### Instructions for the task
Without including any images, set down the records below exactly.

*** Dataset content ***

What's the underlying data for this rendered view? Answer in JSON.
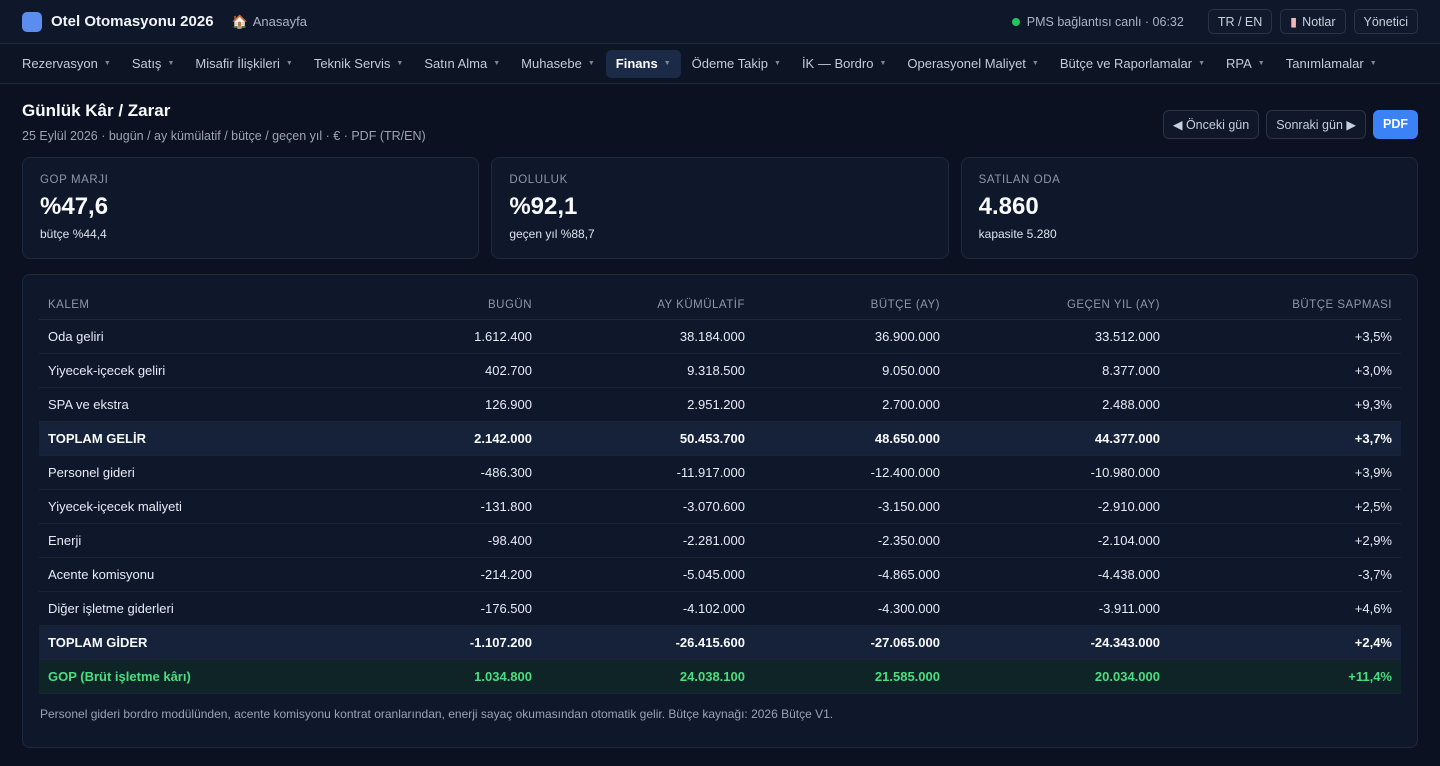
{
  "app": {
    "title": "Otel Otomasyonu 2026",
    "home": "Anasayfa",
    "status": "PMS bağlantısı canlı · 06:32",
    "lang": "TR / EN",
    "notes": "Notlar",
    "user": "Yönetici",
    "accent": "#3b82f6",
    "status_color": "#22c55e"
  },
  "nav": [
    {
      "label": "Rezervasyon"
    },
    {
      "label": "Satış"
    },
    {
      "label": "Misafir İlişkileri"
    },
    {
      "label": "Teknik Servis"
    },
    {
      "label": "Satın Alma"
    },
    {
      "label": "Muhasebe"
    },
    {
      "label": "Finans"
    },
    {
      "label": "Ödeme Takip"
    },
    {
      "label": "İK — Bordro"
    },
    {
      "label": "Operasyonel Maliyet"
    },
    {
      "label": "Bütçe ve Raporlamalar"
    },
    {
      "label": "RPA"
    },
    {
      "label": "Tanımlamalar"
    }
  ],
  "page": {
    "title": "Günlük Kâr / Zarar",
    "subtitle": "25 Eylül 2026 · bugün / ay kümülatif / bütçe / geçen yıl · € · PDF (TR/EN)",
    "prev": "◀ Önceki gün",
    "next": "Sonraki gün ▶",
    "pdf": "PDF"
  },
  "kpis": [
    {
      "label": "GOP MARJI",
      "value": "%47,6",
      "sub": "bütçe %44,4"
    },
    {
      "label": "DOLULUK",
      "value": "%92,1",
      "sub": "geçen yıl %88,7"
    },
    {
      "label": "SATILAN ODA",
      "value": "4.860",
      "sub": "kapasite 5.280"
    }
  ],
  "table": {
    "headers": [
      "KALEM",
      "BUGÜN",
      "AY KÜMÜLATİF",
      "BÜTÇE (AY)",
      "GEÇEN YIL (AY)",
      "BÜTÇE SAPMASI"
    ],
    "rows": [
      [
        "Oda geliri",
        "1.612.400",
        "38.184.000",
        "36.900.000",
        "33.512.000",
        "+3,5%"
      ],
      [
        "Yiyecek-içecek geliri",
        "402.700",
        "9.318.500",
        "9.050.000",
        "8.377.000",
        "+3,0%"
      ],
      [
        "SPA ve ekstra",
        "126.900",
        "2.951.200",
        "2.700.000",
        "2.488.000",
        "+9,3%"
      ],
      [
        "TOPLAM GELİR",
        "2.142.000",
        "50.453.700",
        "48.650.000",
        "44.377.000",
        "+3,7%"
      ],
      [
        "Personel gideri",
        "-486.300",
        "-11.917.000",
        "-12.400.000",
        "-10.980.000",
        "+3,9%"
      ],
      [
        "Yiyecek-içecek maliyeti",
        "-131.800",
        "-3.070.600",
        "-3.150.000",
        "-2.910.000",
        "+2,5%"
      ],
      [
        "Enerji",
        "-98.400",
        "-2.281.000",
        "-2.350.000",
        "-2.104.000",
        "+2,9%"
      ],
      [
        "Acente komisyonu",
        "-214.200",
        "-5.045.000",
        "-4.865.000",
        "-4.438.000",
        "-3,7%"
      ],
      [
        "Diğer işletme giderleri",
        "-176.500",
        "-4.102.000",
        "-4.300.000",
        "-3.911.000",
        "+4,6%"
      ],
      [
        "TOPLAM GİDER",
        "-1.107.200",
        "-26.415.600",
        "-27.065.000",
        "-24.343.000",
        "+2,4%"
      ],
      [
        "GOP (Brüt işletme kârı)",
        "1.034.800",
        "24.038.100",
        "21.585.000",
        "20.034.000",
        "+11,4%"
      ]
    ],
    "footnote": "Personel gideri bordro modülünden, acente komisyonu kontrat oranlarından, enerji sayaç okumasından otomatik gelir. Bütçe kaynağı: 2026 Bütçe V1."
  }
}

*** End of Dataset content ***

### Task output
What's the underlying data for this rendered view? Answer in JSON.
{
  "app": {
    "title": "Otel Otomasyonu 2026",
    "home": "Anasayfa",
    "status": "PMS bağlantısı canlı · 06:32",
    "lang": "TR / EN",
    "notes": "Notlar",
    "user": "Yönetici",
    "accent": "#3b82f6",
    "status_color": "#22c55e"
  },
  "nav": [
    {
      "label": "Rezervasyon"
    },
    {
      "label": "Satış"
    },
    {
      "label": "Misafir İlişkileri"
    },
    {
      "label": "Teknik Servis"
    },
    {
      "label": "Satın Alma"
    },
    {
      "label": "Muhasebe"
    },
    {
      "label": "Finans"
    },
    {
      "label": "Ödeme Takip"
    },
    {
      "label": "İK — Bordro"
    },
    {
      "label": "Operasyonel Maliyet"
    },
    {
      "label": "Bütçe ve Raporlamalar"
    },
    {
      "label": "RPA"
    },
    {
      "label": "Tanımlamalar"
    }
  ],
  "page": {
    "title": "Günlük Kâr / Zarar",
    "subtitle": "25 Eylül 2026 · bugün / ay kümülatif / bütçe / geçen yıl · € · PDF (TR/EN)",
    "prev": "◀ Önceki gün",
    "next": "Sonraki gün ▶",
    "pdf": "PDF"
  },
  "kpis": [
    {
      "label": "GOP MARJI",
      "value": "%47,6",
      "sub": "bütçe %44,4"
    },
    {
      "label": "DOLULUK",
      "value": "%92,1",
      "sub": "geçen yıl %88,7"
    },
    {
      "label": "SATILAN ODA",
      "value": "4.860",
      "sub": "kapasite 5.280"
    }
  ],
  "table": {
    "headers": [
      "KALEM",
      "BUGÜN",
      "AY KÜMÜLATİF",
      "BÜTÇE (AY)",
      "GEÇEN YIL (AY)",
      "BÜTÇE SAPMASI"
    ],
    "rows": [
      [
        "Oda geliri",
        "1.612.400",
        "38.184.000",
        "36.900.000",
        "33.512.000",
        "+3,5%"
      ],
      [
        "Yiyecek-içecek geliri",
        "402.700",
        "9.318.500",
        "9.050.000",
        "8.377.000",
        "+3,0%"
      ],
      [
        "SPA ve ekstra",
        "126.900",
        "2.951.200",
        "2.700.000",
        "2.488.000",
        "+9,3%"
      ],
      [
        "TOPLAM GELİR",
        "2.142.000",
        "50.453.700",
        "48.650.000",
        "44.377.000",
        "+3,7%"
      ],
      [
        "Personel gideri",
        "-486.300",
        "-11.917.000",
        "-12.400.000",
        "-10.980.000",
        "+3,9%"
      ],
      [
        "Yiyecek-içecek maliyeti",
        "-131.800",
        "-3.070.600",
        "-3.150.000",
        "-2.910.000",
        "+2,5%"
      ],
      [
        "Enerji",
        "-98.400",
        "-2.281.000",
        "-2.350.000",
        "-2.104.000",
        "+2,9%"
      ],
      [
        "Acente komisyonu",
        "-214.200",
        "-5.045.000",
        "-4.865.000",
        "-4.438.000",
        "-3,7%"
      ],
      [
        "Diğer işletme giderleri",
        "-176.500",
        "-4.102.000",
        "-4.300.000",
        "-3.911.000",
        "+4,6%"
      ],
      [
        "TOPLAM GİDER",
        "-1.107.200",
        "-26.415.600",
        "-27.065.000",
        "-24.343.000",
        "+2,4%"
      ],
      [
        "GOP (Brüt işletme kârı)",
        "1.034.800",
        "24.038.100",
        "21.585.000",
        "20.034.000",
        "+11,4%"
      ]
    ],
    "footnote": "Personel gideri bordro modülünden, acente komisyonu kontrat oranlarından, enerji sayaç okumasından otomatik gelir. Bütçe kaynağı: 2026 Bütçe V1."
  }
}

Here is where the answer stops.